My rehearsal schedule for Baby Dance has not yet been set. I’m going to set it specifically on the five actors that I cast. I put that on the website: Come with your conflicts. So that I can come up with a rehearsal schedule that’s going to be good for you.

Mike: So what are your long range goals? Do you want to move up to the professional level? Do you want to go to Broadway?

Sara Joy: You know, if Steven Spielberg walked in the door and said, “Hey, you’re going to be my next big star,” I wouldn’t say no. Absolutely not. I don’t need to do this professionally. There is almost a part of me that doesn’t want to do it professionally because right now I’m not doing anything. I’ve got four weeks. Baker’s Meadow ended June 9th. Baby Dance isn’t until July 10th. So I have four weeks off. I’m prepping for Baby Dance and I’m looking to take Baker’s Meadow to other venues, but technically I’m not doing any theater for four weeks. It’s ok. It’s not my job. I have a job that’s paying the bills. There’s no stress involved with not doing theater for a little while. Part of me doesn’t want to have that stress. Part of me doesn’t want to have that stress of, “I need to take whatever I can get.” I can be choosy.

I’ve thought about it a couple of times. The last time was about two years ago. I thought about just scrapping everything and moving to New York and doing the professional thing or going to grad school. A lot of grad schools for acting when you’re off from school in the summertime, they actually have interships for conservatories in the area. So you’re still getting an education and you’re still acting, you’re still getting to do it. I got the best advice ever from my sister. Who did it. She has a BFA in musical theater. She went to Penn State and graduate and went to New York and she tried it. She had her own set of realities to deal with at the time. She said to me, “If that’s what you want to do. If you want to be a paid profesional actor and that’s all you can think about. Come on up to New York. I’ve got a bed for you. If you still like your day job and all you really want is to be on stage, stay where you are because you’re doing more acting in Virginia than you’re ever going to do in New York.”

It’s more competitive there. You’re going to spend more time trying to make sure you have money for a meal tomorrow by waitressing or temping. Trying to find an agent who’s going to get you into some of those auditions that you can’t get into. If you want to do it, I say go do it. I have a friend who next month is off to New York. I am so proud of him because he has done a great job of getting the professional stuff down here and putting it on his resume. I honestly think that he can make it in New York. And if that’s what you want to do and you have the drive: go do it! But if you really want to be on the stage for the love of it and you can be happy doing something else from nine to five that’s going to pay you the money: do that and be happy about that. I just want to be on the stage. So as long as people are going to put me up on the stage or let me produce my own shows, I’m happy.

Mike: Well, thank you very much for sharing with us, Sara Joy.

Sara Joy: Well, thank you very much for having me. This has been a lot of fun.

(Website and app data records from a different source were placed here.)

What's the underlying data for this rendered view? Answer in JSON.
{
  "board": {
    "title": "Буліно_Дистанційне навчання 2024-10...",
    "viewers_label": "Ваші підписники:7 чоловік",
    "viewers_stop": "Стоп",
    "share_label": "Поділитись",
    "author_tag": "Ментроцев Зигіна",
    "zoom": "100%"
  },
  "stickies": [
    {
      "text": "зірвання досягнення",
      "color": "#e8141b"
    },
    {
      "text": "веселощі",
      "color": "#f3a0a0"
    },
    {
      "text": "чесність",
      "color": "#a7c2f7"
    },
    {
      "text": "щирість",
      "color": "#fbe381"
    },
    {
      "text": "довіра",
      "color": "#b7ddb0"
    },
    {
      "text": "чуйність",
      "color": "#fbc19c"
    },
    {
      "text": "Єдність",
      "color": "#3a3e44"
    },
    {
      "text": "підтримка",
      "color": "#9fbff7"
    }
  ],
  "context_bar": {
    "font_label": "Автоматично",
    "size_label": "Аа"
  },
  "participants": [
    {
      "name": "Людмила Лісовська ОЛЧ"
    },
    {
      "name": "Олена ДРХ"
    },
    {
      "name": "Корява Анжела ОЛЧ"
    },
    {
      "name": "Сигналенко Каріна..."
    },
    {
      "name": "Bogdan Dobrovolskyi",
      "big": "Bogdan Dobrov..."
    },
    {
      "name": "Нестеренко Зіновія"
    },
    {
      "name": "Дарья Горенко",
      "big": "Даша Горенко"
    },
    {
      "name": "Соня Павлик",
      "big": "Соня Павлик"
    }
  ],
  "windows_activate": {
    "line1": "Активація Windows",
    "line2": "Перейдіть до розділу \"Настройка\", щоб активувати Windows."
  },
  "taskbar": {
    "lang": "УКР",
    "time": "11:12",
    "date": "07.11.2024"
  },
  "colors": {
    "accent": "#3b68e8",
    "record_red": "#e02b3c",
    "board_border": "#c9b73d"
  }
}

Mike: Good, I’m glad you found it fun. Thanks for listening to the Showbizradio Spotlight. And now, on with the show.

(Note: Be sure to visit Sara Joy’s web site at SaraJoy.com. Interview recorded on June 20, 2006.)

This article can be linked to as: http://washingtondc.showbizradio.com/goto/1734.

started ShowBizRadio in August 2005 because they love live theater. They each have both performed in and worked behind the scenes in DC area productions, as well as earned a Career Studies Certificate in Theater from Northern Virginia Community College. Mike & Laura are each members of the American Theatre Critics Association, and Mike is a member of the Online News Association.

2 Responses »

  1. Great interview Sara Joy! And thanks for the mention! 😉

  2. Sara-Joy, You did a really great job. Thanks for your candor and sharing your passion for local theatre. Mike and Laura, thank you for adding this feature to your site.